The news of the Southern victory spread rapidly by telegraph. President Abraham Lincoln, needing a victory to issue his Emancipation Proclamation, was distraught. The North was stunned. The British and French were impressed.
For the North, things got worse as Lee rampaged through Maryland and into Pennsylvania, while Bragg and Kirby Smith reached into the Ohio River line, though they could not hold Kentucky for long.
The British Government of Lord Palmerston saw Antietam as the new Saratoga, recognized the Confederate Government, ordered its Navy to break the blockade, and informed the North ambassador, Charles Francis Adams, that it would pursue an alliance with the South. France, with its interest in Mexico, quickly followed suit. Soon, all major European powers, except Russia, had recognized the Confederacy.
In the Union elections of 1862, the Republicans and “War Democrats” lost control of both Houses of Congress. Maryland seceded from the Union, forcing the United States’ Government to flee to New York City. Missouri and Kentucky also seceded and Bragg regained the line of the Ohio and this time stayed there.
President Lincoln, desperate and distraught, became on January 1, 1863, the first President to resign from office -- a broken man, he returned to Illinois, where he died in early 1865. President Hannibal Hamlin opened peace talks with the Confederacy, brokered by Britain. On July 4, 1863, the Treaty of Westminster ended the war.
The Treaty recognized the Confederate states of America as independent and as comprising all lands in the states of Florida, Alabama, Mississippi, Louisiana, Texas, Arkansas, Missouri, Tennessee, Kentucky, South Carolina, North Carolina, Virginia (less the far-western portion), Maryland, and the District of Columbia. The Confederate Government moved to Washington. Slavery was absolutely guaranteed in the Confederacy. The Union capital remained in New York City. Its territory included all other states and territories, save the Indian Territory north of Texas. The Confederacy also received all territory south of 30 degrees north latitude to the Pacific.
President Hamlin lost the 1864 United States president election to Horatio Seymore of New York, while Jefferson Davis was succeed in office by General Robert E. Lee, whose untimely death in 1870 brought Wade Hampton to the Presidency of the Confederacy. Russia sold Alaska to Britain, while the Confederacy seized Cuba from Spain.
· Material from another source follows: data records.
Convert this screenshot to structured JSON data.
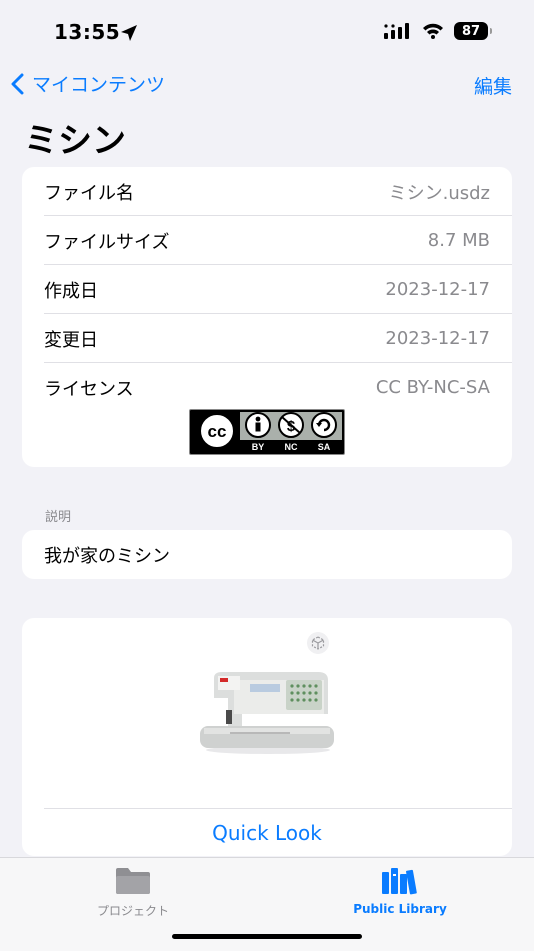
{
  "status": {
    "time": "13:55",
    "battery": "87"
  },
  "nav": {
    "back_label": "マイコンテンツ",
    "edit_label": "編集"
  },
  "title": "ミシン",
  "info_rows": [
    {
      "label": "ファイル名",
      "value": "ミシン.usdz"
    },
    {
      "label": "ファイルサイズ",
      "value": "8.7 MB"
    },
    {
      "label": "作成日",
      "value": "2023-12-17"
    },
    {
      "label": "変更日",
      "value": "2023-12-17"
    },
    {
      "label": "ライセンス",
      "value": "CC BY-NC-SA"
    }
  ],
  "license_badge": {
    "parts": [
      "BY",
      "NC",
      "SA"
    ]
  },
  "description": {
    "section_label": "説明",
    "text": "我が家のミシン"
  },
  "preview": {
    "quick_look_label": "Quick Look"
  },
  "tabs": [
    {
      "label": "プロジェクト",
      "icon": "folder-icon",
      "selected": false
    },
    {
      "label": "Public Library",
      "icon": "books-icon",
      "selected": true
    }
  ],
  "colors": {
    "accent": "#0a7cff",
    "background": "#f2f2f7",
    "secondary_text": "#8a8a8e"
  }
}
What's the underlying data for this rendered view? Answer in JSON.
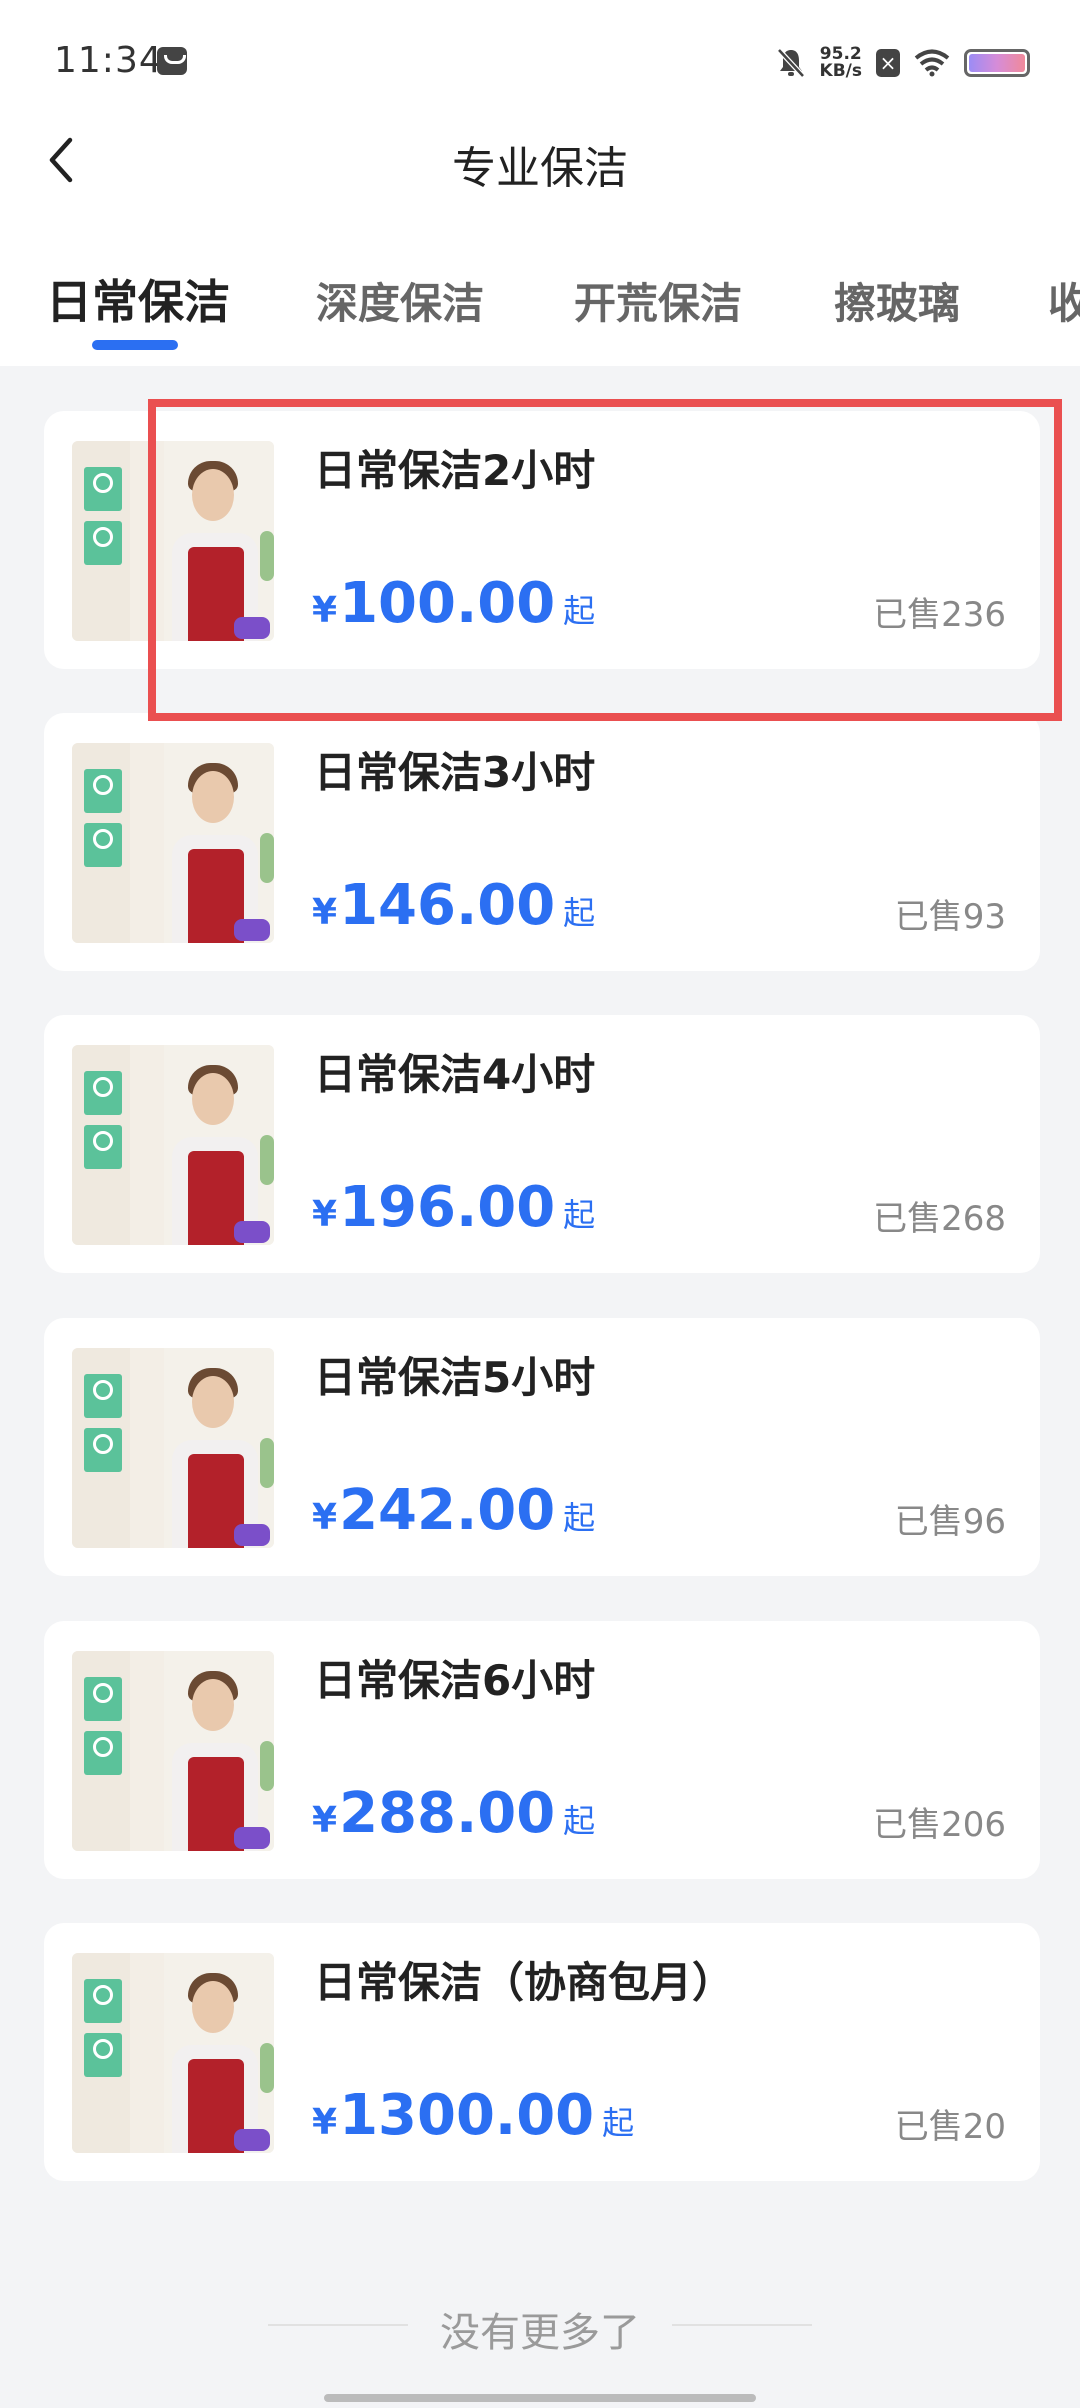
{
  "status_bar": {
    "time": "11:34",
    "speed_value": "95.2",
    "speed_unit": "KB/s"
  },
  "header": {
    "title": "专业保洁"
  },
  "tabs": [
    {
      "label": "日常保洁",
      "active": true
    },
    {
      "label": "深度保洁",
      "active": false
    },
    {
      "label": "开荒保洁",
      "active": false
    },
    {
      "label": "擦玻璃",
      "active": false
    },
    {
      "label": "收",
      "active": false
    }
  ],
  "products": [
    {
      "title": "日常保洁2小时",
      "currency": "¥",
      "price": "100.00",
      "suffix": "起",
      "sold": "已售236"
    },
    {
      "title": "日常保洁3小时",
      "currency": "¥",
      "price": "146.00",
      "suffix": "起",
      "sold": "已售93"
    },
    {
      "title": "日常保洁4小时",
      "currency": "¥",
      "price": "196.00",
      "suffix": "起",
      "sold": "已售268"
    },
    {
      "title": "日常保洁5小时",
      "currency": "¥",
      "price": "242.00",
      "suffix": "起",
      "sold": "已售96"
    },
    {
      "title": "日常保洁6小时",
      "currency": "¥",
      "price": "288.00",
      "suffix": "起",
      "sold": "已售206"
    },
    {
      "title": "日常保洁（协商包月）",
      "currency": "¥",
      "price": "1300.00",
      "suffix": "起",
      "sold": "已售20"
    }
  ],
  "footer": {
    "end_text": "没有更多了"
  },
  "colors": {
    "accent": "#2b6ff2",
    "highlight": "#ea4f50",
    "background": "#f3f4f6"
  }
}
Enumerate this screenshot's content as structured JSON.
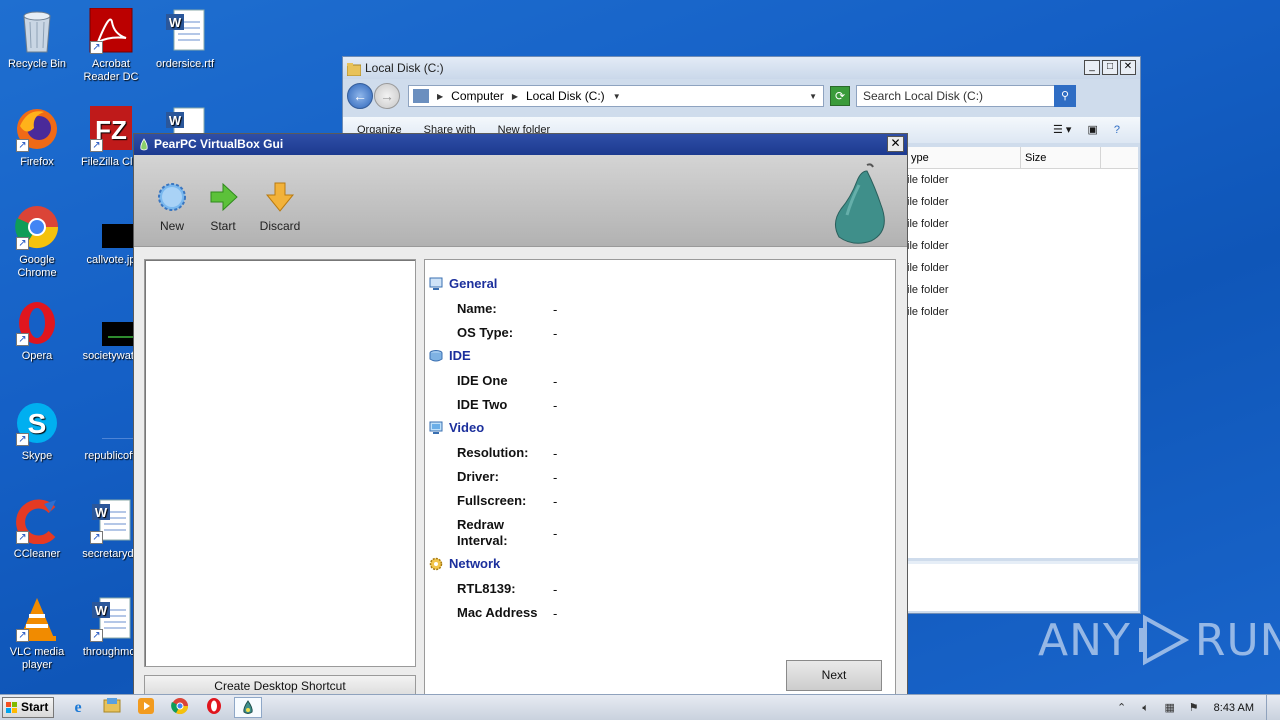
{
  "desktop": {
    "icons": [
      {
        "label": "Recycle Bin",
        "icon": "recycle-bin-icon"
      },
      {
        "label": "Acrobat Reader DC",
        "icon": "acrobat-icon"
      },
      {
        "label": "ordersice.rtf",
        "icon": "word-document-icon"
      },
      {
        "label": "Firefox",
        "icon": "firefox-icon"
      },
      {
        "label": "FileZilla Clie",
        "icon": "filezilla-icon"
      },
      {
        "label": "",
        "icon": "word-document-icon"
      },
      {
        "label": "Google Chrome",
        "icon": "chrome-icon"
      },
      {
        "label": "callvote.jp",
        "icon": "image-file-icon"
      },
      {
        "label": "Opera",
        "icon": "opera-icon"
      },
      {
        "label": "societywatc",
        "icon": "image-file-icon"
      },
      {
        "label": "Skype",
        "icon": "skype-icon"
      },
      {
        "label": "republicoffi",
        "icon": "blank-file-icon"
      },
      {
        "label": "CCleaner",
        "icon": "ccleaner-icon"
      },
      {
        "label": "secretaryde",
        "icon": "word-document-icon"
      },
      {
        "label": "VLC media player",
        "icon": "vlc-icon"
      },
      {
        "label": "throughmor",
        "icon": "word-document-icon"
      }
    ]
  },
  "explorer": {
    "title": "Local Disk (C:)",
    "breadcrumb": [
      "Computer",
      "Local Disk (C:)"
    ],
    "search_placeholder": "Search Local Disk (C:)",
    "commands": [
      "Organize",
      "Share with",
      "New folder"
    ],
    "columns": [
      "ype",
      "Size"
    ],
    "rows": [
      "ile folder",
      "ile folder",
      "ile folder",
      "ile folder",
      "ile folder",
      "ile folder",
      "ile folder"
    ],
    "window_buttons": {
      "minimize": "_",
      "maximize": "□",
      "close": "✕"
    }
  },
  "pearpc": {
    "title": "PearPC VirtualBox Gui",
    "toolbar": {
      "new": "New",
      "start": "Start",
      "discard": "Discard"
    },
    "sections": {
      "general": {
        "title": "General",
        "name_label": "Name:",
        "name_value": "-",
        "os_label": "OS Type:",
        "os_value": "-"
      },
      "ide": {
        "title": "IDE",
        "one_label": "IDE One",
        "one_value": "-",
        "two_label": "IDE Two",
        "two_value": "-"
      },
      "video": {
        "title": "Video",
        "res_label": "Resolution:",
        "res_value": "-",
        "driver_label": "Driver:",
        "driver_value": "-",
        "fs_label": "Fullscreen:",
        "fs_value": "-",
        "redraw_label_1": "Redraw",
        "redraw_label_2": "Interval:",
        "redraw_value": "-"
      },
      "network": {
        "title": "Network",
        "rtl_label": "RTL8139:",
        "rtl_value": "-",
        "mac_label": "Mac Address",
        "mac_value": "-"
      }
    },
    "create_shortcut": "Create Desktop Shortcut",
    "next": "Next",
    "close": "✕"
  },
  "watermark": {
    "left": "ANY",
    "right": "RUN"
  },
  "taskbar": {
    "start": "Start",
    "apps": [
      "ie-icon",
      "explorer-icon",
      "media-player-icon",
      "chrome-icon",
      "opera-icon",
      "pearpc-icon"
    ],
    "clock": "8:43 AM"
  },
  "colors": {
    "title_blue": "#1b2f9c",
    "pear_green": "#3f8f8a",
    "desktop_blue": "#1560c6"
  }
}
In 1875, California seceded from the Union and formed the Kingdom of the Pacific, running from the Ocean to the Rockies. New England left the Union the following year to found the Republic of New England, leaving the United States nearly land-locked.
Thus, a historian looking back to the Battle of Antietam in 1862 must say it was the decisive battle in the War for Southern Independence. We Southerners must realize the great victory our ancestors bought for us on that bloody field. It was the beginning of the modern world.
1It should be noted that this essay is a work of fiction. It was originally presented at the Symposium on “Southern Accents in Science Fiction,” June 2, 1999, sponsored by The Harbinger and co-sponsored by the Science Fiction Research Association, and funded by a grant from the Alabama Humanities Foundation, a state program of the National Endowment for the Humanities.
W. Robert Houston is professor of history at the University of South Alabama. The author would like to thank Stephen W. Sears, Landscape Turned Red (the definitive historical account of the Battle of Antietam), MacKinlay Kantor, If the South Had won the Civil War (a slight, but interesting work), and the United States Military Academy at West Point (which conducted two “staff rides,” in 1981 and 1992, which gave the author much insight into the battle), for inspiration. I remain responsible for all conclusions.